Assignment →
How many lines in these entries contain the string "JSON"? Reply with the number alone.

Source material below:

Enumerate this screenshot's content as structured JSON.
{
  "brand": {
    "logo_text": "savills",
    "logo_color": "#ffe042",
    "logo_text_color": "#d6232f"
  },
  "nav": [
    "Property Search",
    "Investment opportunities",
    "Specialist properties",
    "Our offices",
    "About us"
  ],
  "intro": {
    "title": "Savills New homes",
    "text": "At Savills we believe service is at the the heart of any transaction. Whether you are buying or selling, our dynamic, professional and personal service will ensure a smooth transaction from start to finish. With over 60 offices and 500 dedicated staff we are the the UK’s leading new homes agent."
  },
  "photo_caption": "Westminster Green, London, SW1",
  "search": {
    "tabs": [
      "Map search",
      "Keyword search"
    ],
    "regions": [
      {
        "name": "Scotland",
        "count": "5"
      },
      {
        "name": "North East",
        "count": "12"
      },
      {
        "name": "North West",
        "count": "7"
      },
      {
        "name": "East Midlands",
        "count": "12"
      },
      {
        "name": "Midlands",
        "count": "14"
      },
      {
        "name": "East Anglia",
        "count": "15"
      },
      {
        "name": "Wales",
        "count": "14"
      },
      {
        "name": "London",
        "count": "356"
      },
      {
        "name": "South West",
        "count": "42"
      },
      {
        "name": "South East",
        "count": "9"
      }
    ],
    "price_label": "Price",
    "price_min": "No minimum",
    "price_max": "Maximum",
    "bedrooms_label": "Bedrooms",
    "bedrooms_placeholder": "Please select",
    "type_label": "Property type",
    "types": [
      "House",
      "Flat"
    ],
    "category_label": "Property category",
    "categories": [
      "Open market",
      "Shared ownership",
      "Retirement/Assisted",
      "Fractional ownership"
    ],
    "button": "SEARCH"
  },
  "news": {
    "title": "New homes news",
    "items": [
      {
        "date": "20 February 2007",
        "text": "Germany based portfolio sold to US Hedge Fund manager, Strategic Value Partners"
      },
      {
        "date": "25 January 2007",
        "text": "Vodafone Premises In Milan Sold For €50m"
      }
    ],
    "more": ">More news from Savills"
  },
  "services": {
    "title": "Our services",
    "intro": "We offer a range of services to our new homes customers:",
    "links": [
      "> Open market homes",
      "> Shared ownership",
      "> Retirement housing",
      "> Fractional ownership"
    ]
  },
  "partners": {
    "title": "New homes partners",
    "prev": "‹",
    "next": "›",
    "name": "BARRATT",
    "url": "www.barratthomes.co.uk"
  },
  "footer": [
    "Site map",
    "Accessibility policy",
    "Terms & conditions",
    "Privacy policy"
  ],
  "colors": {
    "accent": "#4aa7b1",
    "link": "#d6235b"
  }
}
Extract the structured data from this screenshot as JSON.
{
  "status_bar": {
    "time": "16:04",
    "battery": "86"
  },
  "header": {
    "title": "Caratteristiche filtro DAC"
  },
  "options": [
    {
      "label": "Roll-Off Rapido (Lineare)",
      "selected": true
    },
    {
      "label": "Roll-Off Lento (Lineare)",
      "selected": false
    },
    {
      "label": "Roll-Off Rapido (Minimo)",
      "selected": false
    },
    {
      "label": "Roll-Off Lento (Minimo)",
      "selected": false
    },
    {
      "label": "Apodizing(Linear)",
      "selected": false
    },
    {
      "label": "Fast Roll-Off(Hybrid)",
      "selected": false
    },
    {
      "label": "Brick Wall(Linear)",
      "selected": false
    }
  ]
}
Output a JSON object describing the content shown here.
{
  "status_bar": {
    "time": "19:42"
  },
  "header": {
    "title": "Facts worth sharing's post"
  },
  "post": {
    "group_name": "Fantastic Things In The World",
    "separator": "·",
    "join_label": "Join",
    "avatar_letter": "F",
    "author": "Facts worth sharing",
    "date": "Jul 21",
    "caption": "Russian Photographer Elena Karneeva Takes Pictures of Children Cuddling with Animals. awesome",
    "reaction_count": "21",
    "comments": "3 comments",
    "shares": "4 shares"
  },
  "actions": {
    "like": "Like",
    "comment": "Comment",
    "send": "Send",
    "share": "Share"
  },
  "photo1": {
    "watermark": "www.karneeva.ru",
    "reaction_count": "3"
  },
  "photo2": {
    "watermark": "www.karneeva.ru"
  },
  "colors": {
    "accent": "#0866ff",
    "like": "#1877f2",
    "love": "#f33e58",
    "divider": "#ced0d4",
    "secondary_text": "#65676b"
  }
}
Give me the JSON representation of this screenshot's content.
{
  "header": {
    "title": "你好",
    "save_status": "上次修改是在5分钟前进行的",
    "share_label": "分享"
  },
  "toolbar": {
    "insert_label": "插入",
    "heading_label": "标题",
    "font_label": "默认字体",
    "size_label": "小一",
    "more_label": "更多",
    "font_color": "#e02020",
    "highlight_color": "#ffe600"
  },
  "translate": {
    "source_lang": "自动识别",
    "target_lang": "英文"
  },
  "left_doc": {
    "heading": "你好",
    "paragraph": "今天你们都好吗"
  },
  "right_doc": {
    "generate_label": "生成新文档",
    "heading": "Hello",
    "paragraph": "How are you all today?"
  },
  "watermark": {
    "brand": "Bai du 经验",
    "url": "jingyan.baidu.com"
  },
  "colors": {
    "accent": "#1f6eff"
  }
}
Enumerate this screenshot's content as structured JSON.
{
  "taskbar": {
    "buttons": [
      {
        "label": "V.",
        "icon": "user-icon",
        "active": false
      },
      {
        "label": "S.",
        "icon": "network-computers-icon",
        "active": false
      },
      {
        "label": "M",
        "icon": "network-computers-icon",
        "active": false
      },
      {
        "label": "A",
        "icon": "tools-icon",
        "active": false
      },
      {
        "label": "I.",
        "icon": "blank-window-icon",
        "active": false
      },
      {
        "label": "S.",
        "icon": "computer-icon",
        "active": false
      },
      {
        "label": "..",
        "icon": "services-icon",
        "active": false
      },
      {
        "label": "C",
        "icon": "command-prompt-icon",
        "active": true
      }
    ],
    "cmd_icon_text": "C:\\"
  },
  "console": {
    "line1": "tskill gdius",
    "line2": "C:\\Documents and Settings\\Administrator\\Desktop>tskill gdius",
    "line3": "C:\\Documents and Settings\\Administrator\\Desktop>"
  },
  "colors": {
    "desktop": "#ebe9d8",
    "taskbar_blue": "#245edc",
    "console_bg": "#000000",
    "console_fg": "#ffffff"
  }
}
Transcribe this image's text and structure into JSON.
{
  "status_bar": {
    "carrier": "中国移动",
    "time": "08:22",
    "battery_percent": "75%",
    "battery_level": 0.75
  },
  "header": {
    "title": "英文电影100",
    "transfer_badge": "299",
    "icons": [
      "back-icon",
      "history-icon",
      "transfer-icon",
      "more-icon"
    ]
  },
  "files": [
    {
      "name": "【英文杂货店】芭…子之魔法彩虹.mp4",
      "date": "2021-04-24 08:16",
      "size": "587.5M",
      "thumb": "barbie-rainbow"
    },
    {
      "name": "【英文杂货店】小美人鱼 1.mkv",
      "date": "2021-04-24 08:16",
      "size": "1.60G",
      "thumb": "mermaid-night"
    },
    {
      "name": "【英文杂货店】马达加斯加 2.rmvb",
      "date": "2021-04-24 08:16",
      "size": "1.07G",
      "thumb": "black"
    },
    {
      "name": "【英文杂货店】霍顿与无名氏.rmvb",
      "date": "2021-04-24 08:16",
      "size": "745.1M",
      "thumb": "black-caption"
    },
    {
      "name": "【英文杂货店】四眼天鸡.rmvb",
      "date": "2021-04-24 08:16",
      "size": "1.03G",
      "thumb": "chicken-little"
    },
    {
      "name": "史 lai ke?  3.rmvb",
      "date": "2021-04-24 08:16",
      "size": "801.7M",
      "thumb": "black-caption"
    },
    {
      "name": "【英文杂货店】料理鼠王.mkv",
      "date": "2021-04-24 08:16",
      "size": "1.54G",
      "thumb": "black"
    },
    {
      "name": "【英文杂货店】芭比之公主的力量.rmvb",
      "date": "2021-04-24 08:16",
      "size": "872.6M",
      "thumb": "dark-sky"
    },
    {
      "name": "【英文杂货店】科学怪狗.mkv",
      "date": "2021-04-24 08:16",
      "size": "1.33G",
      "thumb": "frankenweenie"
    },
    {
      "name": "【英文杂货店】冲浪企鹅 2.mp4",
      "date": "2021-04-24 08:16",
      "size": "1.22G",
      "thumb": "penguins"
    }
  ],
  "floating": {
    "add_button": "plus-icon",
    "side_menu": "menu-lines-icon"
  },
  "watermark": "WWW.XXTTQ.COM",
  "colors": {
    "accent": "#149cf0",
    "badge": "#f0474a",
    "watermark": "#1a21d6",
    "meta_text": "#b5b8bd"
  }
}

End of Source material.

Response →
6